Researchers at The University of Texas at Austin have successfully stopped cocaine and alcohol addiction in experiments using a drug already approved by the U.S. Food and Drug Administration (FDA) to treat high blood pressure. If the treatment is proven effective in humans, it would be the first of its kind -- one that could help prevent relapses by erasing the unconscious memories that underlie addiction.
The research is published this week in the journal Molecular Psychiatry.
Scientists once believed that drug addiction was simply a physical craving: Drug addicts who became sober and then later relapsed merely lacked willpower. But that view has gradually shifted since the 1970s.
Today, most experts acknowledge that environmental cues -- the people, places, sights and sounds an addict experiences leading up to drug use -- are among the primary triggers of relapses. It was an environmental cue (a ringing bell) that caused the dogs in Ivan Pavlov's famous experiments to salivate, even when they couldn't see or smell food.
Led by Hitoshi Morikawa, associate professor of neuroscience at The University of Texas at Austin, a team of researchers trained rats to associate either a black or white room with the use of a drug.
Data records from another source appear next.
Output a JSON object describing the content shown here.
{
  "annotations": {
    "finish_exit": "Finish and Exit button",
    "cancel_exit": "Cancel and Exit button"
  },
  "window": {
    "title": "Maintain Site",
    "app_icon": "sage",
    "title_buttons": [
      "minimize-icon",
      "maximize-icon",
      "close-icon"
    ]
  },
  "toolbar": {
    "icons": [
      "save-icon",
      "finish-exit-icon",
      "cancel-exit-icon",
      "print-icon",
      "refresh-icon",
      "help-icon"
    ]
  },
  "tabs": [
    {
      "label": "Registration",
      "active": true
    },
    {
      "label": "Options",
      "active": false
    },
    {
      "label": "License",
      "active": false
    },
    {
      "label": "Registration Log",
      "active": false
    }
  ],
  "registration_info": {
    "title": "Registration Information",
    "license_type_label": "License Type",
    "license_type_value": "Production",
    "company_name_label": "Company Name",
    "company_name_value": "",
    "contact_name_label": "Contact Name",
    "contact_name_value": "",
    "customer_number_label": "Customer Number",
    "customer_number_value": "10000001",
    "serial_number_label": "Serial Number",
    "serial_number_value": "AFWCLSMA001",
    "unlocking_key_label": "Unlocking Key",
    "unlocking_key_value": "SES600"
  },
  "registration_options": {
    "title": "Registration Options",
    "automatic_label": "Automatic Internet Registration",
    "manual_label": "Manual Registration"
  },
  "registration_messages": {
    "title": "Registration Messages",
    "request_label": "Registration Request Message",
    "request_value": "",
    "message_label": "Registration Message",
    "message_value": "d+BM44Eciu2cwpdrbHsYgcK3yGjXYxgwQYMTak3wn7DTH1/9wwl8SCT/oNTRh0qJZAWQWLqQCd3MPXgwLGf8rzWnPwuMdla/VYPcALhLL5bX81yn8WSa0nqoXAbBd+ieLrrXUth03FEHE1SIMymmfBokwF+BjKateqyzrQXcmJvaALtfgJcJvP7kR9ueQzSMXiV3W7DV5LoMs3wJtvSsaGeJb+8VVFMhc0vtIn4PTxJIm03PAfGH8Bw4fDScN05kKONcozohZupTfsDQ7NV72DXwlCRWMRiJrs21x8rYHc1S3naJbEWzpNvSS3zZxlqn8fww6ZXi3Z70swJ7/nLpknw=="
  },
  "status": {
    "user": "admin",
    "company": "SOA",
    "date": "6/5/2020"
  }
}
Subsequently, when the addicted rats were offered the choice of going into either room, they nearly always chose the room they associated with their addiction.
Then one day, the researchers gave the addicted rats a high dose of an antihypertensive drug called isradipine before the rats made their choices. Although rats still preferred the room they associated with their addiction on that day, they no longer showed a preference for it on subsequent days. In fact, the lack of preference persisted in the isradipine-treated group in ways that couldn't be found in a control group -- suggesting the addiction memories were not just suppressed but had gone away entirely.
"The isradipine erased memories that led them to associate a certain room with cocaine or alcohol," said Morikawa.
Addictive drugs are thought to rewire brain circuits involved in reward learning, forming powerful memories of drug-related cues. Antihypertensive drugs all block a particular type of ion channel, which is expressed not only in heart and blood vessels but also in certain brain cells. The researchers found that blocking these ion channels in brain cells, using isradipine, appears to reverse the rewiring that underlies memories of addiction-associated places.
There are already medications that have been shown to prevent people from feeling euphoria when they take an addictive drug and that might prevent them from developing an addiction. A treatment based on this latest research, however, would be much more effective, said Morikawa, targeting the associations an addict has with the experience leading up to taking a drug.
"Addicts show up to the rehab center already addicted," he said. "Many addicts want to quit, but their brains are already conditioned. This drug might help the addicted brain become de-addicted."
Morikawa noted that because isradipine is already labeled as safe for human use by the FDA, clinical trials could potentially be carried out much more quickly than with nonapproved drugs.
One challenge with using isradipine in high doses to treat addiction is that it lowers blood pressure. So it might be necessary to pair it with other treatments that prevent blood pressure from falling too low.
University of Texas at Austin